If, on initial examination, the examining attorney finds the mark in an application for registration on the Principal Register to be in condition for publication for opposition, the examining attorney will approve the application for publication. Similarly, if the examining attorney finds the mark in an application for registration on the Supplemental Register to be in condition for registration, the examining attorney will approve the application for registration. The USPTO will send a notice of publication or certificate of registration to the applicant in due course.
If the application is not in condition to be approved for publication or issue, the examining attorney will write, telephone, or e-mail the applicant, as appropriate, informing the applicant of the reason(s) why the mark may not be registered and of the defect(s) that can be corrected or amended to make the application acceptable.
The examining attorney’s first Office action must be complete, so the applicant will be advised of all requirements for amendment and all grounds for refusal, with the exception of use-related issues that are considered for the first time in the examination of an amendment to allege use under 15 U.S.C. §1051(c) or a statement of use under 15 U.S.C. §1051(d) in an intent-to-use application. See TMEP §§1102.01 and 1202–1202.16(c)(v)(B) regarding use-related issues that may be considered for the first time in the examination of an amendment to allege use or a statement of use. Every effort should be made to avoid piecemeal prosecution, because it prolongs the time needed to dispose of an application. See also TMEP §706 regarding new issues raised by the examining attorney after the first Office action.

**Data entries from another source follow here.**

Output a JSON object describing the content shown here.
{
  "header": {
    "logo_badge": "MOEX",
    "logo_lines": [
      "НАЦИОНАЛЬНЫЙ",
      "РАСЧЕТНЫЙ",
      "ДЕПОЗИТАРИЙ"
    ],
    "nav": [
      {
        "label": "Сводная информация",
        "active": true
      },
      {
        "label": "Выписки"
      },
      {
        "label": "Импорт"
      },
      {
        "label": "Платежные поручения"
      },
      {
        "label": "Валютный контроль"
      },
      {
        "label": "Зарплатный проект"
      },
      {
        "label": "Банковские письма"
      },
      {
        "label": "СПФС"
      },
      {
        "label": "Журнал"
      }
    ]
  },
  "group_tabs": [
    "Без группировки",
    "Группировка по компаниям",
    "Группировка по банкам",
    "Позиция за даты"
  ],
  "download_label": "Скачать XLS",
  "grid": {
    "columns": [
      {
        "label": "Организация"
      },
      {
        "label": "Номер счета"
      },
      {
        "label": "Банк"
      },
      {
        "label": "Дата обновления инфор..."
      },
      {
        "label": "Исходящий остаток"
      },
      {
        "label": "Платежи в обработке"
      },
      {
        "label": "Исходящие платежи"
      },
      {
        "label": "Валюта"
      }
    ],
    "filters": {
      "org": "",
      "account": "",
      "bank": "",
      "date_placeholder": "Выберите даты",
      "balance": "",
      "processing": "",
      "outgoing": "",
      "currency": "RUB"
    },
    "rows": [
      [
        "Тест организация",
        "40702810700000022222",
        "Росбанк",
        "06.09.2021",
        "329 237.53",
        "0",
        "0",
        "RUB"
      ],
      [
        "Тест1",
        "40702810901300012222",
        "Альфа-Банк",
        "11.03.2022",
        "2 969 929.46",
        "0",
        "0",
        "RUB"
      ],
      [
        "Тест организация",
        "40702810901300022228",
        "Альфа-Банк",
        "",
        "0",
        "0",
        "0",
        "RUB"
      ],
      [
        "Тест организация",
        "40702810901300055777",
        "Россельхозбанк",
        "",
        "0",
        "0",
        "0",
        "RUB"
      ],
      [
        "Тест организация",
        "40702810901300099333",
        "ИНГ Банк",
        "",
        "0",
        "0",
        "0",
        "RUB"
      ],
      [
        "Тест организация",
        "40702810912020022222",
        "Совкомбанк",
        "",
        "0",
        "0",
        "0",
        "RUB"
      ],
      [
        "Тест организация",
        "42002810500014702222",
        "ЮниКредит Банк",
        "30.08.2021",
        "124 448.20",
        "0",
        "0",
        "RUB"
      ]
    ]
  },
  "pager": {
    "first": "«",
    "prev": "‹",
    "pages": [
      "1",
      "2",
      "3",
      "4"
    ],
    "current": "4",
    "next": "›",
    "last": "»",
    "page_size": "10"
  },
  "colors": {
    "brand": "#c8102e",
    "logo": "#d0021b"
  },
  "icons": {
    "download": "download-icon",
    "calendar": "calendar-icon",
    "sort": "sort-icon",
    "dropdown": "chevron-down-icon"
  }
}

Examining attorneys must also clearly explain all refusals and requirements. For example, if the identification of goods/services is indefinite, the examining attorney must explain why the identification is not acceptable and, if possible, suggest an acceptable identification. See TMEP §§705–705.08 for further information about examining attorneys’ Office actions.